Monita's tattoo

Connected by cancer and tattoos
Monita has three tattoos; the first is four lotus flowers for each member of her family. Her meaning of this tattoo is survival as the lotus flower can withstand all conditions. The second tattoo is the saying, “The time when you have seen only one set of footprints is when I carried you” and is dedicated to her husband, Henry. The third is an incomplete breast cancer ribbon on her left wrist.
Connected by cancer and tattoos

Alison Chapman (38) lives with her 14-year old son in Greenstone, JHB.

Alison’s mother, Christine, meant everything to her. She wasn’t just her mom, but her best friend, her hero, her strength, her confidante and now her guardian angel. Christine was diagnosed with breast cancer in June 2010. Alison watched her mom fight the battle – she sat with her through all her chemotherapy sessions, as her father couldn’t bear to see people suffering, and most of all she kept her mom positive. “That’s really all you can do,” Alison noted.

After six months of chemo, a mastectomy, 33 radiation sessions and breast reconstruction, Christine was in remission and Alison believed all her prayers were answered, but then her world fell apart in December 2012. Her mother’s cancer had spread to her liver and bones. After another three months of chemo, cancerous lesions (abnormal tissues) were found on her skull; chemo was stopped and radiation for the skull commenced. “But in May 2013, her body gave up – it just couldn’t anymore,” Alison explained.

Alison got the tattoo done at Outlawz Ink in Alberton,    a few months after her mom’s passing. “I got it in honour and remembrance of my mother…the English rose was her favourite flower; she always wanted to get one tattooed on herself, but there wasn’t enough time,” she explained.

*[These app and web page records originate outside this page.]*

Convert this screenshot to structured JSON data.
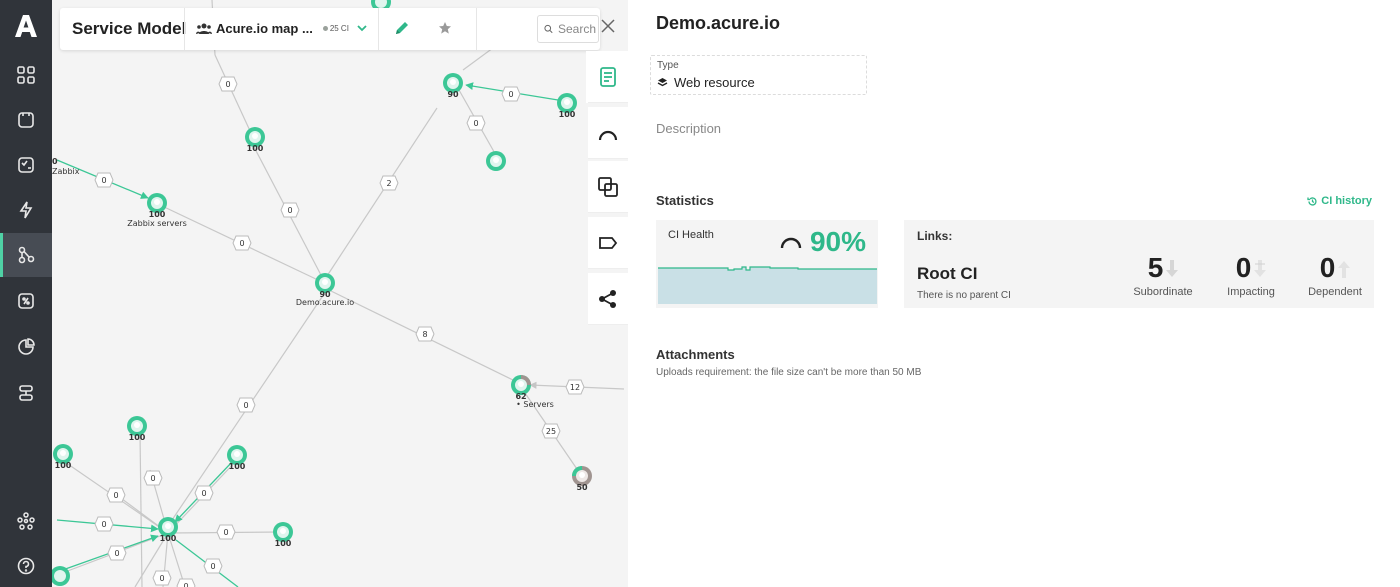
{
  "toolbar": {
    "title": "Service Model",
    "map_name": "Acure.io map ...",
    "ci_count": "25 CI",
    "search_placeholder": "Search"
  },
  "graph": {
    "nodes": [
      {
        "id": "n-top",
        "label": "90"
      },
      {
        "id": "n-top-right",
        "label": "100"
      },
      {
        "id": "n-top-mid",
        "label": ""
      },
      {
        "id": "n-a",
        "label": "100"
      },
      {
        "id": "n-zabbix",
        "label": "100",
        "name": "Zabbix servers"
      },
      {
        "id": "n-zabbix-left",
        "label": "0",
        "name": "Zabbix"
      },
      {
        "id": "n-center",
        "label": "90",
        "name": "Demo.acure.io"
      },
      {
        "id": "n-servers",
        "label": "62",
        "name": "• Servers"
      },
      {
        "id": "n-50",
        "label": "50"
      },
      {
        "id": "n-left1",
        "label": "100"
      },
      {
        "id": "n-left2",
        "label": "100"
      },
      {
        "id": "n-mid100",
        "label": "100"
      },
      {
        "id": "n-hub",
        "label": "100"
      },
      {
        "id": "n-right100",
        "label": "100"
      },
      {
        "id": "n-bottom-left",
        "label": ""
      }
    ],
    "edge_labels": [
      "0",
      "0",
      "0",
      "0",
      "2",
      "0",
      "0",
      "0",
      "8",
      "12",
      "25",
      "0",
      "0",
      "0",
      "0",
      "0",
      "0",
      "0",
      "0",
      "0"
    ]
  },
  "side_tabs": [
    {
      "name": "info",
      "icon": "document-icon"
    },
    {
      "name": "health",
      "icon": "gauge-icon"
    },
    {
      "name": "relations",
      "icon": "copy-icon"
    },
    {
      "name": "tags",
      "icon": "tag-icon"
    },
    {
      "name": "share",
      "icon": "share-icon"
    }
  ],
  "panel": {
    "title": "Demo.acure.io",
    "type_label": "Type",
    "type_value": "Web resource",
    "description_label": "Description",
    "statistics_label": "Statistics",
    "history_link": "CI history",
    "health": {
      "label": "CI Health",
      "value": "90%",
      "value_fraction": 0.9
    },
    "links": {
      "title": "Links:",
      "root_title": "Root CI",
      "root_sub": "There is no parent CI",
      "subordinate": {
        "value": "5",
        "label": "Subordinate"
      },
      "impacting": {
        "value": "0",
        "label": "Impacting"
      },
      "dependent": {
        "value": "0",
        "label": "Dependent"
      }
    },
    "attachments_label": "Attachments",
    "attachments_sub": "Uploads requirement: the file size can't be more than 50 MB"
  },
  "colors": {
    "accent": "#2fb88a",
    "nav_bg": "#30343a",
    "health_ok": "#3cc796",
    "health_warn": "#a09490"
  }
}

Alison didn’t find the two-hour procedure physically painful, but rather emotionally painful. She went on to explain, “All the memories came flooding back…but now a part of my mom will forever be with me. I cried the whole way through.” Alison has two other tattoos: her son’s footprints on her lower back and his handprints on the upper part of her back.

Ever since her mom was first diagnosed, Alison religiously went for check-ups. Alison suffers with fibroadenomas (tumours formed of mixed fibrous and glandular tissue) and when she went for an ultrasound last year June, the fibroadenoma in the left breast had grown.

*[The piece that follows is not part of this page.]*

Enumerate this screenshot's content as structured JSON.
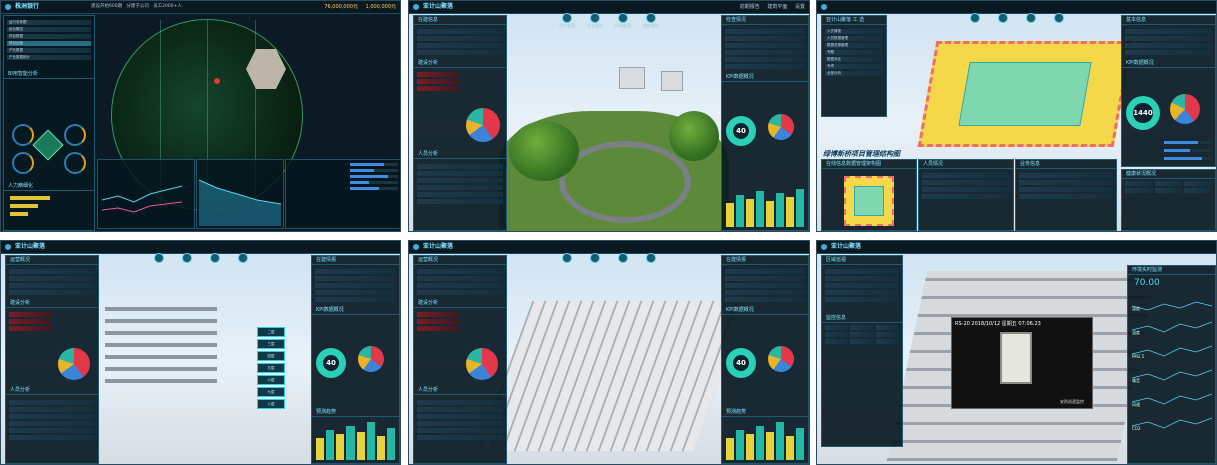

A biopsy was done, but it was benign. Six months later, another ultrasound was done and it had grown even more; she was then referred to a breast surgeon for it to be surgically removed. She asked the surgeon to remove the fibroadenoma in the right breast as well, and now looking back, she sees this action as pure instinct as the right fibroadenoma was actually the cancerous one. “You always have to follow your gut,” Alison said. Both were removed and the young mother was officially diagnosed with breast cancer.

“After many sleepless nights on a tear-soaked pillow, I got my head around my diagnosis. This was something I had to beat, not only for myself, but for my mother too…Looking at my son gave me the power to kick cancer in the butt and fight,” Alison said.

Alison’s sentinel lymph nodes were tested and came out clean. Her double mastectomy and reconstruction – she opted to have implants – took place in March 2016. For the next five years, Alison will be injected with Lucrine, every three months, and will have to take tamoxifen tablets everyday. Her nipple reconstruction will be completed this October.

This brave mother plans on having two more tattoos done, on her shoulder blade, in honour of her own battle; the first, which is a saying – “Supporting the fighters, admiring the survivors, honouring the taken and never, ever giving up hope” – will be done before all her treatment in finished, and the second – a Hello Kitty with boxing gloves on – will be done once all her treatment is completed in 2021.

Alison's tattoo

Connected by cancer and tattoos
Alison got her tattoo – a pink breast cancer ribbon, an English rose and her mother’s birthdate and date of passing – in honour and remembrance of her mother, Christine, who lost her battle with cancer in May 2013.

Written by Laurelle Williams.